‘Great Sauces Transform Good Food into Gourmet’
Gourmet Dave does bleu proud
My friend Dave is a gourmet cook and often sends me his recipes. Here’s one he shared with me that’s fantastic for holiday entertaining. Let’s start with the bottom line, I’m a ‘dyed in the wool’ bleu cheese lover. Bleu is sharp and salty so I wondered how it would pair with the sweetness of fruit and honey. This marriage of contrasting flavors plus sundry textures, creamy cheeses, crunchy nuts and chewy dried fruit grace a crispy cracker with style.
An acquired taste, nibble and dabble at bleu until you find yourself ‘falling off the cliff’ hopelessly in love with it. What I mean by that is when you edge your way sniffing, tasting, trying bits here and there, you get to a point where you fall hopelessly in love with bleu and find yourself in a chasm where you can’t climb out.

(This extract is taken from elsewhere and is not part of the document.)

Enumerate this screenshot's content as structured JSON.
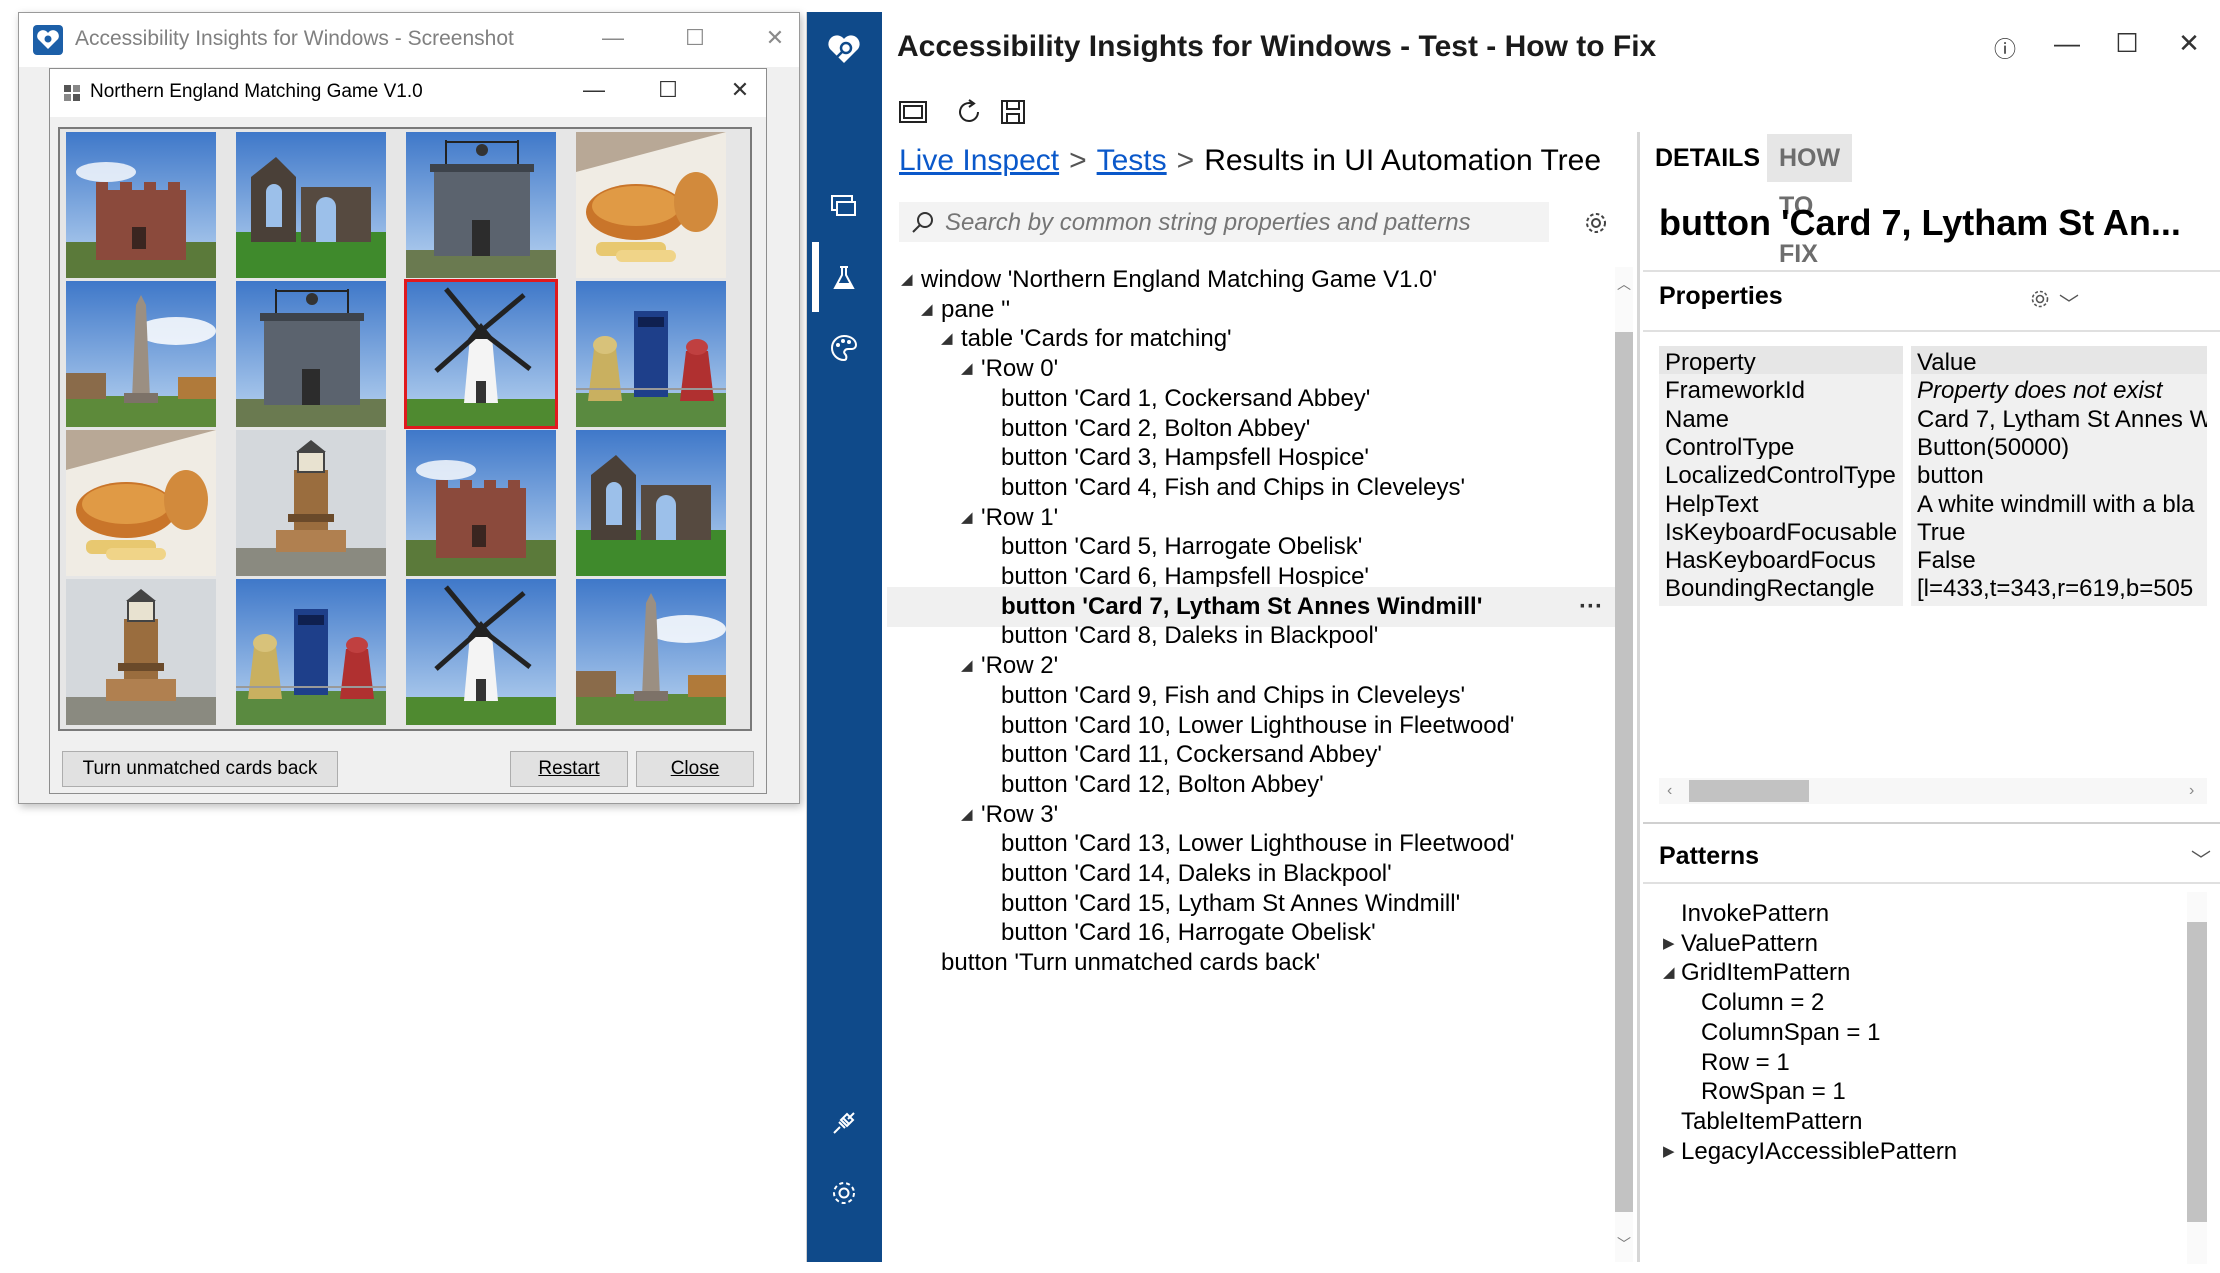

Bleu is good crumbled on steak or burgers, tossed in salads such as Park City Salad, loaded in bleu cheese dressing, paired with buffalo wings, topped on roasted pickled beets, combined with eggs on sandwiches, mixed in dips and the star of cheese balls. This terrine is a diversion from savory with a light creamy sweetness.
Recipe: Maytag Bleu Terrine with Fruit and Nuts
Prep Time: 8 Min | Inactive Time: 3 Hours | Cook Time: 0 Minutes | Yield: 7×1 1/2” Circle | Level: Easy
- 4 oz mascarpone cheese
- 2 Tbsp honey
- freshly ground pepper
- 1/2 lb Maytag bleu cheese, crumbled
- 1/3 cup diced dried apricots
- 1/3 cup dried cranberries
- 1/2 cup broken roasted pecans
Special Equipment – pastry cutter
1 Combine mascarpone, honey and a couple grinds of pepper in a medium bowl.
3 Add the apricots, cranberries and pecans and lightly mix just to combine.
4 Line a 6-8” round container with a large piece of plastic wrap. Scoop the mixture pressing into to the shape and leveling the top. Fold the excess plastic over and tightly wrap. Refrigerate for 3 hours or overnight to meld flavors.
5 To serve, unmold and place on a serving platter. Allow to rest on the counter for 30 minutes to soften. Add mixed crackers or crostini and garnish with dried fruit and nuts.
Using a bleu that is not too soft but also not to firm works best. If completely creamed in to the mascarpone it will cause the terrine to have a dingy color. Striations of bleu are desired. While the cheese chills, the tangy potent bleu cheese flavor permeates the mascarpone.
To toast pecans, place in a dry sauté pan over medium high heat. Heat for 2-3 minutes tossing frequently. They scorch easily so keep an eye on them.
This bleu terrine can be made a few days in advance. It can be frozen for 1 month but omit the nuts as they will soften. Garnish the top with toasted pecans once it is defrosted and allowed to softened.
Traditionally bleu cheese or roquefort is made in Europe with sheep’s milk and aged in caves with cool temperatures and high humidity. Maytag is a bleu cheese made in America by grandsons of Fredrick L. Maytag I, the appliance company founder. In the beginning they used milk from their dad’s, E.H. Maytag, prize winning holsteins. Also aged in caves, it’s an American ‘cheese’ success story made possible by researchers at Iowa State University.
This is a quasi terrine as it is formed in a bowl, pan or container to create the shape but unmolded for serving. It could also be served in a low dish or bowl more like a traditional terrine.
Serve with a variety of crisp crackers or crostini, red grapes, dried apricots, and pecan halves. This combination has a beautiful color palette of kraft paper with soft reds and golds.
- Exchange Maytag Bleu for another bleu cheese desired.
- Exchange dried cranberries for golden raisins, dried figs or dates.
- Exchange pecans for walnuts or pistachios or use a mix.
Inspiration – Dave Roberts
Cook with Sauces
Written by Helen Horton
Photographs by Helen Horton
Updated: December 28, 2012